___ DATA SUPPLIED ___

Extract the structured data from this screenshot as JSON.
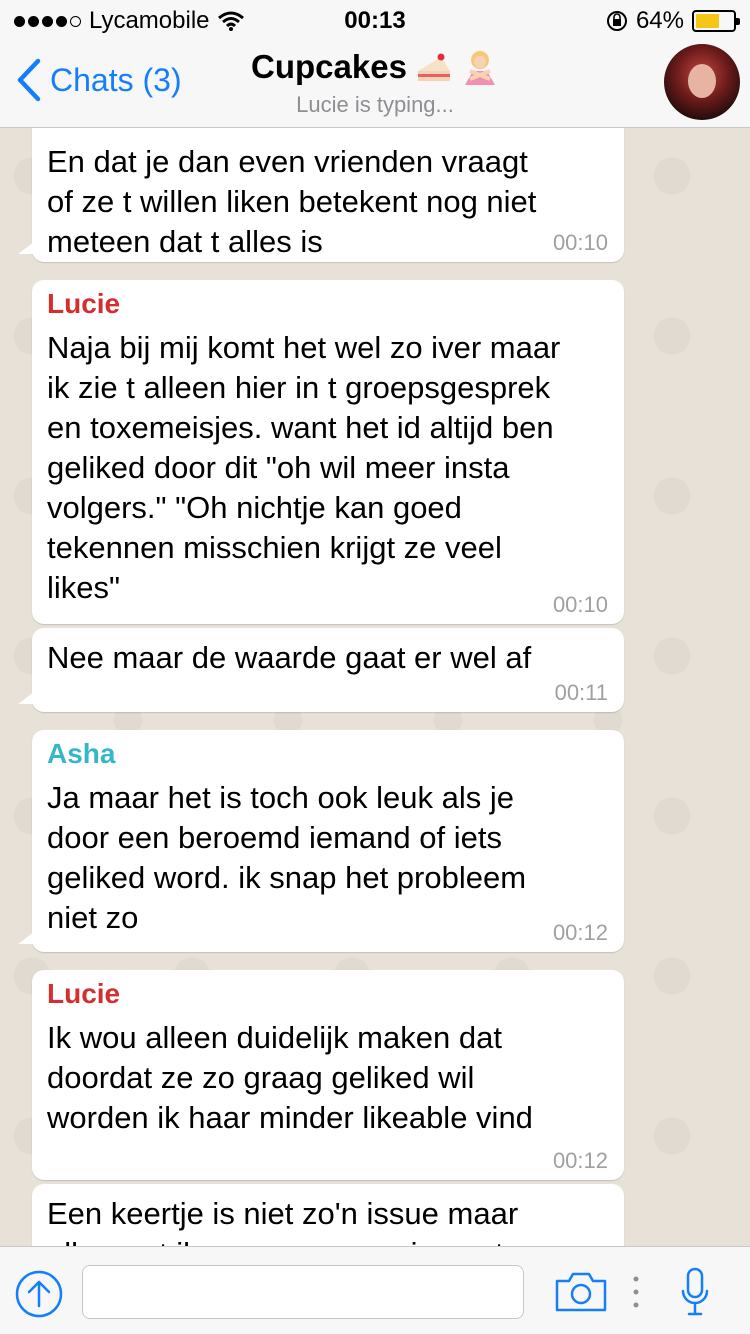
{
  "status_bar": {
    "carrier": "Lycamobile",
    "time": "00:13",
    "battery": "64%",
    "battery_level": 0.64
  },
  "nav": {
    "back_label": "Chats (3)",
    "title": "Cupcakes",
    "subtitle": "Lucie is typing..."
  },
  "messages": [
    {
      "sender": "",
      "text": "En dat je dan even vrienden vraagt\nof ze t willen liken betekent nog niet\nmeteen dat t alles is",
      "time": "00:10"
    },
    {
      "sender": "Lucie",
      "sender_color": "#d32f2f",
      "text": "Naja bij mij komt het wel zo iver maar\nik zie t alleen hier in t groepsgesprek\nen toxemeisjes. want het id altijd ben\ngeliked door dit \"oh wil meer insta\nvolgers.\" \"Oh nichtje kan goed\ntekennen misschien krijgt ze veel\nlikes\"",
      "time": "00:10"
    },
    {
      "sender": "",
      "text": "Nee maar de waarde gaat er wel af",
      "time": "00:11"
    },
    {
      "sender": "Asha",
      "sender_color": "#35b6c9",
      "text": "Ja maar het is toch ook leuk als je\ndoor een beroemd iemand of iets\ngeliked word. ik snap het probleem\nniet zo",
      "time": "00:12"
    },
    {
      "sender": "Lucie",
      "sender_color": "#d32f2f",
      "text": "Ik wou alleen duidelijk maken dat\ndoordat ze zo graag geliked wil\nworden ik haar minder likeable vind",
      "time": "00:12"
    },
    {
      "sender": "",
      "text": "Een keertje is niet zo'n issue maar\nalles wat ik er van zeena zie gaat om",
      "time": ""
    }
  ],
  "input": {
    "placeholder": ""
  },
  "icons": {
    "back": "chevron-left-icon",
    "upload": "arrow-up-circle-icon",
    "camera": "camera-icon",
    "more": "vertical-dots-icon",
    "mic": "microphone-icon"
  },
  "colors": {
    "accent": "#157efb",
    "lucie": "#d32f2f",
    "asha": "#35b6c9",
    "battery": "#f5c518"
  }
}
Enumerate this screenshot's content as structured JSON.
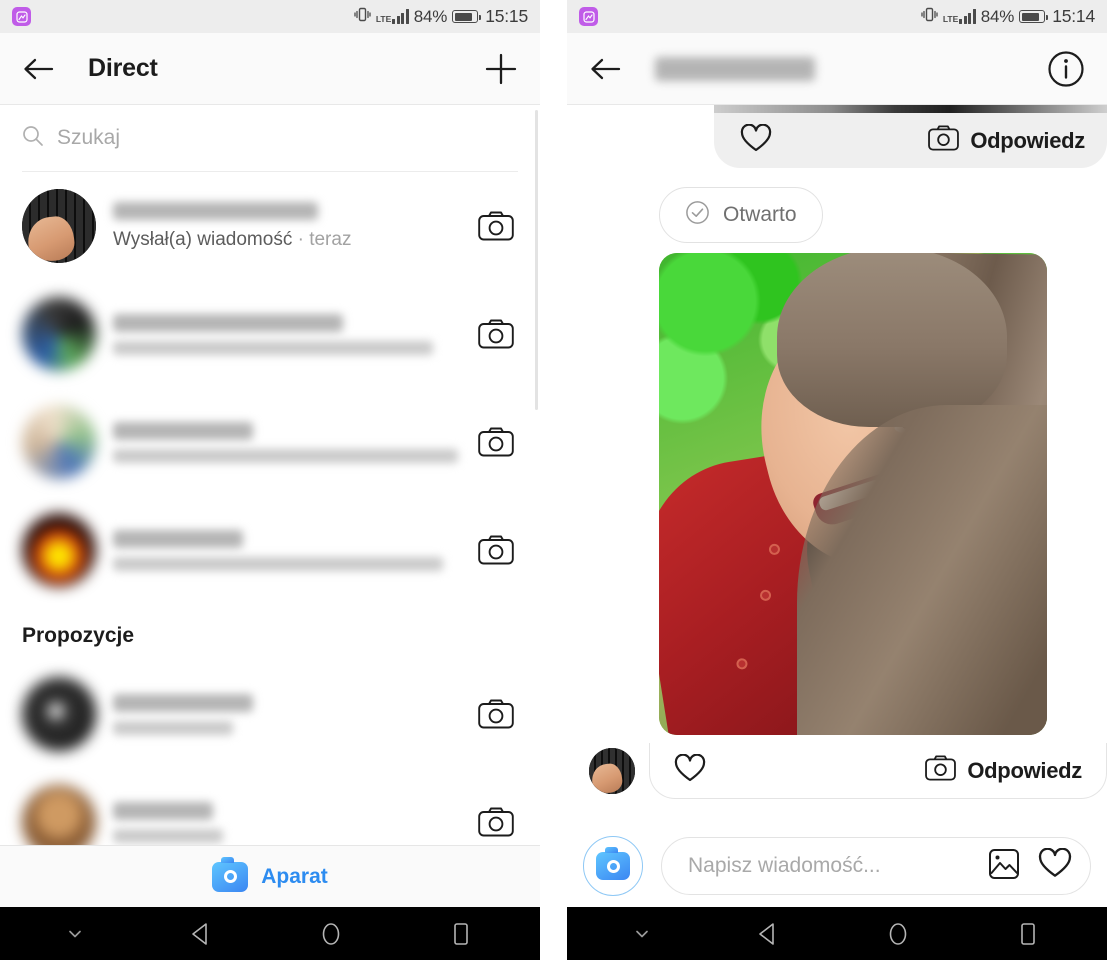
{
  "left_phone": {
    "status_bar": {
      "app_icon": "instagram-notification-icon",
      "network": "LTE",
      "battery_percent": "84%",
      "clock": "15:15"
    },
    "app_bar": {
      "back_icon": "back-arrow-icon",
      "title": "Direct",
      "new_message_icon": "plus-icon"
    },
    "search": {
      "icon": "search-icon",
      "placeholder": "Szukaj"
    },
    "conversations": [
      {
        "avatar": "keyboard-hand-photo",
        "name_hidden": true,
        "preview": "Wysłał(a) wiadomość",
        "separator": "·",
        "time": "teraz",
        "camera_icon": "camera-icon"
      },
      {
        "avatar": "group-photo",
        "name_hidden": true,
        "preview_hidden": true,
        "camera_icon": "camera-icon"
      },
      {
        "avatar": "person-photo",
        "name_hidden": true,
        "preview_hidden": true,
        "camera_icon": "camera-icon"
      },
      {
        "avatar": "dark-photo",
        "name_hidden": true,
        "preview_hidden": true,
        "camera_icon": "camera-icon"
      }
    ],
    "suggestions": {
      "header": "Propozycje",
      "items": [
        {
          "avatar": "music-photo",
          "name_hidden": true,
          "sub_hidden": true,
          "camera_icon": "camera-icon"
        },
        {
          "avatar": "brown-photo",
          "name_hidden": true,
          "sub_hidden": true,
          "camera_icon": "camera-icon"
        }
      ]
    },
    "camera_footer": {
      "icon": "camera-icon-blue",
      "label": "Aparat",
      "accent_color": "#2d8cf0"
    }
  },
  "right_phone": {
    "status_bar": {
      "app_icon": "instagram-notification-icon",
      "network": "LTE",
      "battery_percent": "84%",
      "clock": "15:14"
    },
    "app_bar": {
      "back_icon": "back-arrow-icon",
      "title_hidden": true,
      "info_icon": "info-circle-icon"
    },
    "previous_message": {
      "heart_icon": "heart-icon",
      "camera_icon": "camera-icon",
      "reply_label": "Odpowiedz"
    },
    "status_chip": {
      "icon": "check-circle-icon",
      "label": "Otwarto"
    },
    "photo_message": {
      "description": "woman-smiling-red-shirt-photo"
    },
    "message_actions": {
      "avatar": "keyboard-hand-photo",
      "heart_icon": "heart-icon",
      "camera_icon": "camera-icon",
      "reply_label": "Odpowiedz",
      "highlight_color": "#ec0000"
    },
    "composer": {
      "camera_icon": "camera-icon-blue",
      "placeholder": "Napisz wiadomość...",
      "gallery_icon": "image-icon",
      "heart_icon": "heart-icon"
    }
  },
  "nav_bar": {
    "hide_icon": "chevron-down-icon",
    "back_icon": "triangle-back-icon",
    "home_icon": "circle-home-icon",
    "recents_icon": "square-recents-icon"
  }
}
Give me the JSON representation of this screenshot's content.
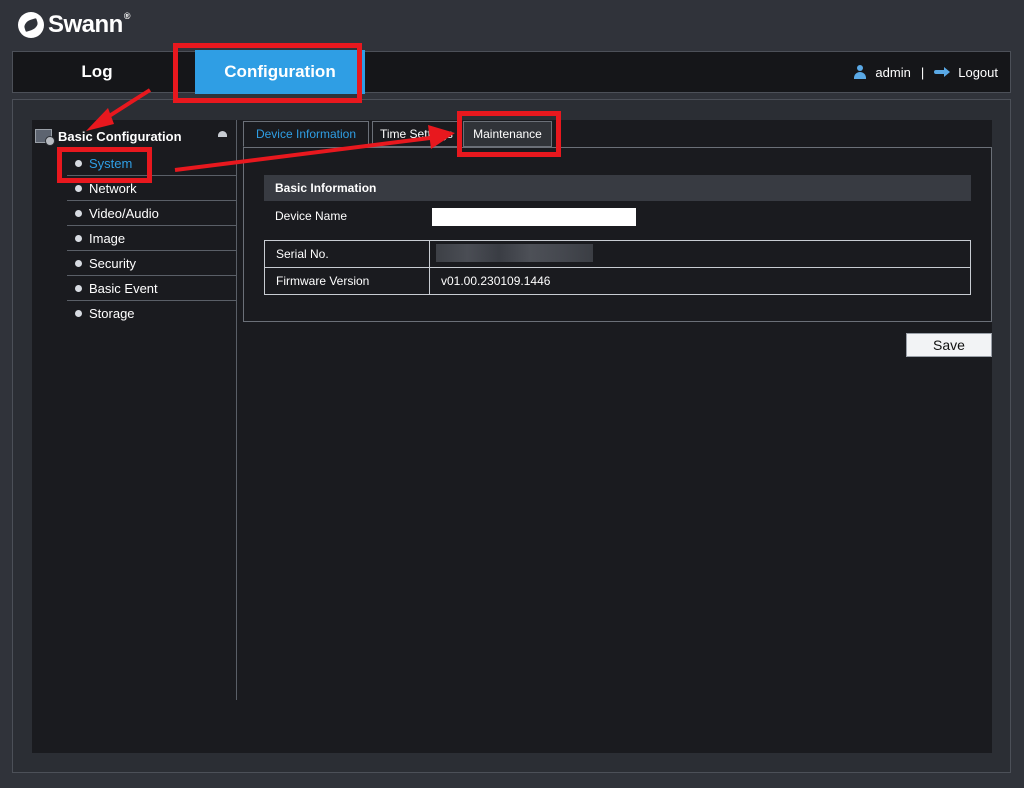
{
  "brand": {
    "name": "Swann",
    "trademark": "®"
  },
  "topnav": {
    "log_label": "Log",
    "configuration_label": "Configuration",
    "user": "admin",
    "separator": "|",
    "logout_label": "Logout"
  },
  "sidebar": {
    "header": "Basic Configuration",
    "items": [
      {
        "label": "System",
        "active": true
      },
      {
        "label": "Network"
      },
      {
        "label": "Video/Audio"
      },
      {
        "label": "Image"
      },
      {
        "label": "Security"
      },
      {
        "label": "Basic Event"
      },
      {
        "label": "Storage"
      }
    ]
  },
  "tabs": {
    "device_info": "Device Information",
    "time_settings": "Time Settings",
    "maintenance": "Maintenance"
  },
  "basic_info": {
    "header": "Basic Information",
    "device_name_label": "Device Name",
    "device_name_value": "",
    "serial_label": "Serial No.",
    "serial_value": "",
    "firmware_label": "Firmware Version",
    "firmware_value": "v01.00.230109.1446"
  },
  "save_label": "Save",
  "colors": {
    "accent_blue": "#2f9ee4",
    "highlight_red": "#e8181e",
    "background": "#30333a",
    "panel": "#1a1b1f"
  }
}
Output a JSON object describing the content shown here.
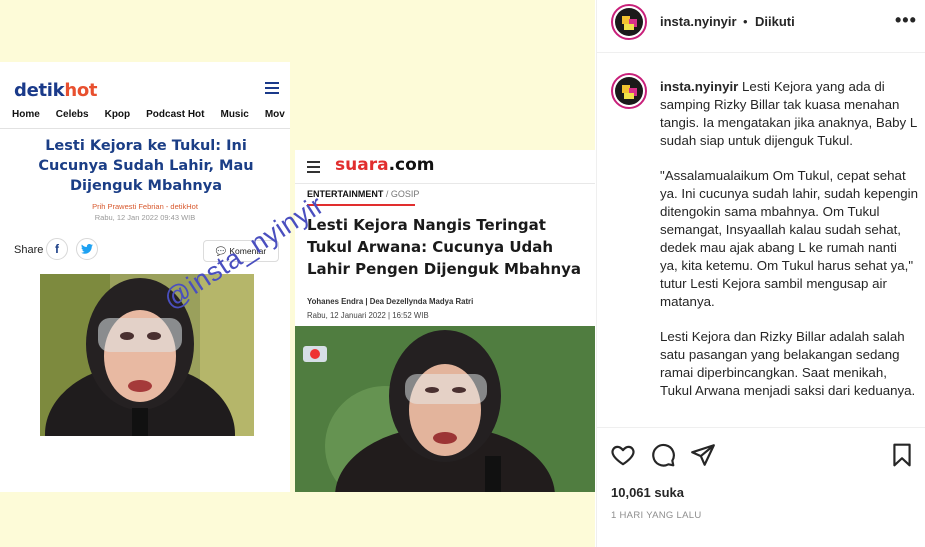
{
  "media": {
    "detik": {
      "logo_a": "detik",
      "logo_b": "hot",
      "nav": [
        "Home",
        "Celebs",
        "Kpop",
        "Podcast Hot",
        "Music",
        "Mov"
      ],
      "title": "Lesti Kejora ke Tukul: Ini Cucunya Sudah Lahir, Mau Dijenguk Mbahnya",
      "author": "Prih Prawesti Febrian - detikHot",
      "date": "Rabu, 12 Jan 2022 09:43 WIB",
      "share_label": "Share",
      "komentar": "Komentar"
    },
    "suara": {
      "logo_a": "suara",
      "logo_b": ".com",
      "category": "ENTERTAINMENT",
      "subcategory": " / GOSIP",
      "title": "Lesti Kejora Nangis Teringat Tukul Arwana: Cucunya Udah Lahir Pengen Dijenguk Mbahnya",
      "author": "Yohanes Endra | Dea Dezellyndа Madya Ratri",
      "date": "Rabu, 12 Januari 2022 | 16:52 WIB"
    },
    "watermark": "@insta_nyinyir"
  },
  "post": {
    "username": "insta.nyinyir",
    "dot": "•",
    "follow_status": "Diikuti",
    "more_icon": "more-horizontal-icon",
    "caption_user": "insta.nyinyir",
    "caption_p1": "Lesti Kejora yang ada di samping Rizky Billar tak kuasa menahan tangis. Ia mengatakan jika anaknya, Baby L sudah siap untuk dijenguk Tukul.",
    "caption_p2": "\"Assalamualaikum Om Tukul, cepat sehat ya. Ini cucunya sudah lahir, sudah kepengin ditengokin sama mbahnya. Om Tukul semangat, Insyaallah kalau sudah sehat, dedek mau ajak abang L ke rumah nanti ya, kita ketemu. Om Tukul harus sehat ya,\" tutur Lesti Kejora sambil mengusap air matanya.",
    "caption_p3": "Lesti Kejora dan Rizky Billar adalah salah satu pasangan yang belakangan sedang ramai diperbincangkan. Saat menikah, Tukul Arwana menjadi saksi dari keduanya.",
    "likes": "10,061 suka",
    "time_ago": "1 HARI YANG LALU"
  }
}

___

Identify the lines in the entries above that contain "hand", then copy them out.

# ANSWER TO THE EXERCISE:
        "avatar": "keyboard-hand-photo",
      "avatar": "keyboard-hand-photo",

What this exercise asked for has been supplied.